If their bold words over the last few days are to be believed, some of those arguing for us to leave the EU appear to be talking about a different sort of politics, a type of politics that many people have been calling for over many years. It would be heartening to believe that simply by voting to leave, that our democracy would be transformed in this way. Sadly when pressed these people tend to go silent or fail to follow through with the same rigour as their initial pronouncements suggest. It would be fascinating to think that irrespective of our decision over the EU, that our domestic politics could become more accessible and easier to engage with. The change would lead to a great deal of difference and could have the same impact on democracy that the Scottish referendum had, opening up democratic participation to 16 and 17 years olds and reinvigorating the nation to consider its political priorities.
On Radio 4 Any Questions, Kate Hoey in discussing immigration articulated the idea that the reason why some people objected to the idea of immigration was that that they had never had the opportunity to give their consent. The implication of course being that if we vote to remain, that we will be agreeing to all sorts of ideas that are implicit in the EU including the freedom to go and live in other countries. I tweeted to point out that as a Minister in the Blair Government she had been noticeably silent when it came to asking for our consent on matters she decided upon. I was pleasantly surprised that she took the time to respond. Sadly her response was to point out “You can vote out MP’s every 4 years. You can’t vote out the EU Commissioners.” Of course it is hard to fault her argument, apart from the fact that it is every 5 years when we elect MPs, not every 4 years. However if there was a willingness to do so, the nation could be allowed to elect our Commissioner which would not make every Commissioner electable, but it would start to change the culture in the EU. Yet none of those like Kate who decry the anti-democratic nature of the Commissioners appear to ever have suggested we have a national vote to select our own appointment. To her credit Kate did refer to the campaign she and Zac Goldsmith had fought to offer you and I the right to recall for our MPs, but she appeared to suggest that having lost the battle on that issue, that the war was also over.

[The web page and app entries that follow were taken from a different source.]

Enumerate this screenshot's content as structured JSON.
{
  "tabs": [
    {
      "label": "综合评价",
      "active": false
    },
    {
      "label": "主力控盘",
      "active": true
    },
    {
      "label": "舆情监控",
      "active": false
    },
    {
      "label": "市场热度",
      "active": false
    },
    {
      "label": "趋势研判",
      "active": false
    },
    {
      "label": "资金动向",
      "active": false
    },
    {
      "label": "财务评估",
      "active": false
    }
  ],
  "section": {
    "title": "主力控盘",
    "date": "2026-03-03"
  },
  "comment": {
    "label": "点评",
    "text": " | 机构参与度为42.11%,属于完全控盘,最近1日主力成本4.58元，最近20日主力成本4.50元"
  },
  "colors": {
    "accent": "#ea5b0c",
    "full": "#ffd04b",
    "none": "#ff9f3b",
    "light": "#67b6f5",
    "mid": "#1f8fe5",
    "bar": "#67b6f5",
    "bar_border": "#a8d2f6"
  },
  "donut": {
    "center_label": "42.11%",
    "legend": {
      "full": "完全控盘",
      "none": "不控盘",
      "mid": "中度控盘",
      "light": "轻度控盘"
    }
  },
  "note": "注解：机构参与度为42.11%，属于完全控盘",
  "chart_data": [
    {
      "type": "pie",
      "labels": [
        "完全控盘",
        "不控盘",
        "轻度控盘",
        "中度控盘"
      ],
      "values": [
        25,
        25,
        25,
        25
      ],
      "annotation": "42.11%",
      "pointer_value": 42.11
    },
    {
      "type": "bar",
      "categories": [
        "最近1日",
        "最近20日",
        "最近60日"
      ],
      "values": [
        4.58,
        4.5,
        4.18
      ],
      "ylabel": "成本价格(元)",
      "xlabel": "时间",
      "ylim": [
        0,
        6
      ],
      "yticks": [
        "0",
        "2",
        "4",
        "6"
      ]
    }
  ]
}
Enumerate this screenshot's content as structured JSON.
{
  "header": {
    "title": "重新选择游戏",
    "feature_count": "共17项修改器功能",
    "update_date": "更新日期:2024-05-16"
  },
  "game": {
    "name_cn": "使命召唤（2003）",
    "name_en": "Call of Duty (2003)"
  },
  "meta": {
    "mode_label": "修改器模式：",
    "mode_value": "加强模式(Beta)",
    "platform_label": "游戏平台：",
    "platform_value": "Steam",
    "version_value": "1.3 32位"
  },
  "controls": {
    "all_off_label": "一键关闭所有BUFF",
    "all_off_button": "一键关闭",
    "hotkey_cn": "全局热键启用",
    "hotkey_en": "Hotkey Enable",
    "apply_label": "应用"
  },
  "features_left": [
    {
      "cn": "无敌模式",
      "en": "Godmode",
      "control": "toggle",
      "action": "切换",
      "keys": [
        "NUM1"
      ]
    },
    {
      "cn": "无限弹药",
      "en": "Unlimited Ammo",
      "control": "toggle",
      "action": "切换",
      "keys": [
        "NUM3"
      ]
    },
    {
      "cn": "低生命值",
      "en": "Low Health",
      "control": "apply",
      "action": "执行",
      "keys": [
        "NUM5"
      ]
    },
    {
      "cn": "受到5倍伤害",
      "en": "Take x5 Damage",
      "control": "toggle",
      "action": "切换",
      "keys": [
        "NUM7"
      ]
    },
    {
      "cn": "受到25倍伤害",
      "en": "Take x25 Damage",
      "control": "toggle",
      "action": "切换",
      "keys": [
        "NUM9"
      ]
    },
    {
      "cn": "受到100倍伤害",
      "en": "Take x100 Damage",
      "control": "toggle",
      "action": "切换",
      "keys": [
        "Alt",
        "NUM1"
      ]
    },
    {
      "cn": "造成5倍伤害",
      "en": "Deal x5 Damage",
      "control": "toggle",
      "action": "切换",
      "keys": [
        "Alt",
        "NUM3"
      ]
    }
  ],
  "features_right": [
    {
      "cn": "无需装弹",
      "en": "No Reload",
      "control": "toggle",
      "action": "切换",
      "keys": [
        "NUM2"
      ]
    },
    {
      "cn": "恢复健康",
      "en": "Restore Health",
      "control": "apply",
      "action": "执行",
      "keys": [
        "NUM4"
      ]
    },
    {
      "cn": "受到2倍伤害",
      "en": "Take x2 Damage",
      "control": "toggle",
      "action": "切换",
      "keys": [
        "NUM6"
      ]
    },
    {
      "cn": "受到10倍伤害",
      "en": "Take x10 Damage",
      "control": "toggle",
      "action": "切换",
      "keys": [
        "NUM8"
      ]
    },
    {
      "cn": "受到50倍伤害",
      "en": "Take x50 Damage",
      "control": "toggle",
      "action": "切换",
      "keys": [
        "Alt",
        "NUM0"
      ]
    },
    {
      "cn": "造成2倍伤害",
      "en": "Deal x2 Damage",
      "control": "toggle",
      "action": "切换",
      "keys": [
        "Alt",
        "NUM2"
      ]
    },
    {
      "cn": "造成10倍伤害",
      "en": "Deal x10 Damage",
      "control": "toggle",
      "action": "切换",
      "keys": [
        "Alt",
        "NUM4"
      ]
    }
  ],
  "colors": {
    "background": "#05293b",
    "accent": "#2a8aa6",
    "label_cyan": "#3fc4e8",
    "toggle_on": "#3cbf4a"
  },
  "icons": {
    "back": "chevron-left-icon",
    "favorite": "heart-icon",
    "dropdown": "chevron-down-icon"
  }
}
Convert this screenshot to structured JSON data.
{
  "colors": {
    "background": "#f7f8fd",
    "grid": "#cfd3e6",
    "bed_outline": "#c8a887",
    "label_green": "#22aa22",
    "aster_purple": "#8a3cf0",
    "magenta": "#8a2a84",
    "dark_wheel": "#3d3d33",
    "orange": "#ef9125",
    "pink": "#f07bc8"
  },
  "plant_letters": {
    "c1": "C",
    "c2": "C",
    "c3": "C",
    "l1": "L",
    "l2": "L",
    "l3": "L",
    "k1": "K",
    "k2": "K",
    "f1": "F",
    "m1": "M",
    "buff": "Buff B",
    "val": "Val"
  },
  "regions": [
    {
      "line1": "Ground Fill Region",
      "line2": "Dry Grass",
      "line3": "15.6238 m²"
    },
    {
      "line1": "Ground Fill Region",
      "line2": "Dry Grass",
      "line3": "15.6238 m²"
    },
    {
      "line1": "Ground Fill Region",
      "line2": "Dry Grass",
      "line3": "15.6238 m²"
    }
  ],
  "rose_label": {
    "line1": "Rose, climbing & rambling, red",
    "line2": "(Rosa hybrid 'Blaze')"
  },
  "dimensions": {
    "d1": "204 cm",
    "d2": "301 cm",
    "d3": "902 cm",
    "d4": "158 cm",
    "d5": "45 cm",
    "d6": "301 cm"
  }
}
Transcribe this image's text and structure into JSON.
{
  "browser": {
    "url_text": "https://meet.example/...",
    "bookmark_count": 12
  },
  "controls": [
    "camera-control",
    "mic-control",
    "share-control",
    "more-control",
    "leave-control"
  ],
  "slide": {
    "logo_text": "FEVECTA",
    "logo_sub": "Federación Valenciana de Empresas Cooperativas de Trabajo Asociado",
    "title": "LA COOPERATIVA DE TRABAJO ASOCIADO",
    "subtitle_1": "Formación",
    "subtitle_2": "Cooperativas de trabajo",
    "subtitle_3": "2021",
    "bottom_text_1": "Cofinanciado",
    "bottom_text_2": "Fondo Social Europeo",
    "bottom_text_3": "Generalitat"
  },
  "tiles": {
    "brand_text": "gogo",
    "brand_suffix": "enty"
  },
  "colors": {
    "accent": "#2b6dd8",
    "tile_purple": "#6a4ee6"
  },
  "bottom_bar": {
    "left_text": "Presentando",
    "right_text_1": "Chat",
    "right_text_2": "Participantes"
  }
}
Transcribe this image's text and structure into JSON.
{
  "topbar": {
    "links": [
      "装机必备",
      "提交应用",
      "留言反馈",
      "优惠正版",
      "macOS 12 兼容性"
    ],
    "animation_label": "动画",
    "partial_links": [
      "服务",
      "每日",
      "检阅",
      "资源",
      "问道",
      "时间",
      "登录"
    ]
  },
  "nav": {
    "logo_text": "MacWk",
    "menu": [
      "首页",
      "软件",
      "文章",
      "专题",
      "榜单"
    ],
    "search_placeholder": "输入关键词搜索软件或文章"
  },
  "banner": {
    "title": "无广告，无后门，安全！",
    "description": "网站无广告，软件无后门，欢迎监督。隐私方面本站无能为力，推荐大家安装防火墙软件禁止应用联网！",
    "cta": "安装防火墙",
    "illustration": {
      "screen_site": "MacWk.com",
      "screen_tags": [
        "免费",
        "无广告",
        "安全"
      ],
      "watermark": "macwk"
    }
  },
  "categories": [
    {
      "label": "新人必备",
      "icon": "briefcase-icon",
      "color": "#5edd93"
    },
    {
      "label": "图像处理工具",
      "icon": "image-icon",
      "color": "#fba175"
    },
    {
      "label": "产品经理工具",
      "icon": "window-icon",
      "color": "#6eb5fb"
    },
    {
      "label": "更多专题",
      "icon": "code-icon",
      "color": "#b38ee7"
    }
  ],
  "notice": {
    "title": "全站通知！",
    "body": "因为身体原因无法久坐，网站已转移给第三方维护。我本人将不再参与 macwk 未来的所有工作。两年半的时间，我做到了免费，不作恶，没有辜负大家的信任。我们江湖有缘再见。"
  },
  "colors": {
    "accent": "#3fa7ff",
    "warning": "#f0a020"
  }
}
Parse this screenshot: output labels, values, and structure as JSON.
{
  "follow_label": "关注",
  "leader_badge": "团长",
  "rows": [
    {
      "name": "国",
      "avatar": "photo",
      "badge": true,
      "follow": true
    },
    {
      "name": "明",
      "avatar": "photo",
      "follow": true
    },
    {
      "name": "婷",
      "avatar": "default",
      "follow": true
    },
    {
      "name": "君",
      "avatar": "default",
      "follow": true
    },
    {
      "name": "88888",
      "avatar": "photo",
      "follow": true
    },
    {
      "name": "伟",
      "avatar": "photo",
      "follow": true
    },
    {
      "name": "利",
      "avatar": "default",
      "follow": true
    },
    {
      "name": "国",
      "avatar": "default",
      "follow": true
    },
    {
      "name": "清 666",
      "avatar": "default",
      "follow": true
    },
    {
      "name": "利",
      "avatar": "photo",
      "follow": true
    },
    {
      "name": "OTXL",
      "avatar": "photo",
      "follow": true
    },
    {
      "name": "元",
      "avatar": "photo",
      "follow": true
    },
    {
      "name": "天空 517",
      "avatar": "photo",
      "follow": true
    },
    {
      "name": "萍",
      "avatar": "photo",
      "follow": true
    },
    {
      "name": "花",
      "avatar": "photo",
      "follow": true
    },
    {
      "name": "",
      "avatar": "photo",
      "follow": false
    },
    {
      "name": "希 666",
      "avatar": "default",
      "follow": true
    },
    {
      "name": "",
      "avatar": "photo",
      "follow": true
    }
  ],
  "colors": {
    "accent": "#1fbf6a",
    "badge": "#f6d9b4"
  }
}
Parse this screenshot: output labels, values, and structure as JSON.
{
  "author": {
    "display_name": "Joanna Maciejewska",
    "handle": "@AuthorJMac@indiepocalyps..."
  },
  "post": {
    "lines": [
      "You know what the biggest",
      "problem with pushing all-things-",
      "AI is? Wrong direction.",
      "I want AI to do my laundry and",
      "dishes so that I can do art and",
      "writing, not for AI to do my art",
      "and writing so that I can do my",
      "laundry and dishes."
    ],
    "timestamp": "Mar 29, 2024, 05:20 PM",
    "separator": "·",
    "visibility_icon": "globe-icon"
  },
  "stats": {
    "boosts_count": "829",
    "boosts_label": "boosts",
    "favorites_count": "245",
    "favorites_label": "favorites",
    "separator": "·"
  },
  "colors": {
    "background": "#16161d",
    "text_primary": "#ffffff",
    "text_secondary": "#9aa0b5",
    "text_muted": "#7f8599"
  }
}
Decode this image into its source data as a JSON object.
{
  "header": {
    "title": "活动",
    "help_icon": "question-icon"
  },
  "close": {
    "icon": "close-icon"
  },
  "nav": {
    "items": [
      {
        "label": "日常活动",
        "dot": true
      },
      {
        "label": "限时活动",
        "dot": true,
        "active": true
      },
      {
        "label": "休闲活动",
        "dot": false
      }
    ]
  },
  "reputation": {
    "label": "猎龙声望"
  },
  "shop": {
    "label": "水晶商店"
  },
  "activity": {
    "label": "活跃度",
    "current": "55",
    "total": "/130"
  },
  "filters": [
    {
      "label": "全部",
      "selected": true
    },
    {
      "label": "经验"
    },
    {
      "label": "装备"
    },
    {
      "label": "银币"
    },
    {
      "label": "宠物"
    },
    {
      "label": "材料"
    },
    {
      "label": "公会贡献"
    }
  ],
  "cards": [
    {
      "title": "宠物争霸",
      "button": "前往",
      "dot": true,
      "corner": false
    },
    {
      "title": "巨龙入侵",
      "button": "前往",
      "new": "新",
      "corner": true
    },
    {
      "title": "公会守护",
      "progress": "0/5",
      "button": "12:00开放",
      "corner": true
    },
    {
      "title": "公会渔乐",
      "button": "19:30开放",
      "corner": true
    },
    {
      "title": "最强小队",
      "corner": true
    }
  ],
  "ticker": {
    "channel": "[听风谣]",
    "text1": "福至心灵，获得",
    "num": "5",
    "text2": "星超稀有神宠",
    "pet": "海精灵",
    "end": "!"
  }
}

Throughout yesterday many people on the Brexit side of the argument were tweeting about their campaign using the hashtag #TakeControlDay My initial response was that this was yet again a group of politicians who wanted to take control away from Europe so that they could simply make more decisions on our behalf themselves. This seems to be at the heart of a great deal of the discourse over sovereignty. As a voter it does not seem to matter that in some parts of the UK that we have three tiers of local government along with our Parliamentary decision makers and the EU. All the Eurosceptics are focused on removing is the role of MEP. If this was really a debate about the decisions being taken closest to the people, there would also be discussion about why we have such a confusing and complex domestic political system. When I used twitter to raise my concerns about the true meaning behind #Takecontrolday Nick Varley, a Councillor from Chiltern District Council responded. He is the head of the ground campaign for #voteleave Initially he was engaged in our discussion about how he consulted with his constituents but he then accused me of wanting to steal his ideas for my own political career which seemed odd as I am not standing in an election.
Amongst those using the hashtag are several MEPs. What is not clear is how they will respond if we vote to remain. If they were men and women of integrity, one would assume that they would resign if the vote does not go their way. However there is no talk of that and silence from people like Daniel Hannan, my own MEP.
So the end conclusion is that based on Kate Hoey, Nick Varley and Daniel Hannan, although Kate and Nick were corteous enough to respond to my tweets, that none of them really intend to offer a new way of doing politics, just a political arrangement that involves less people making the same decisions!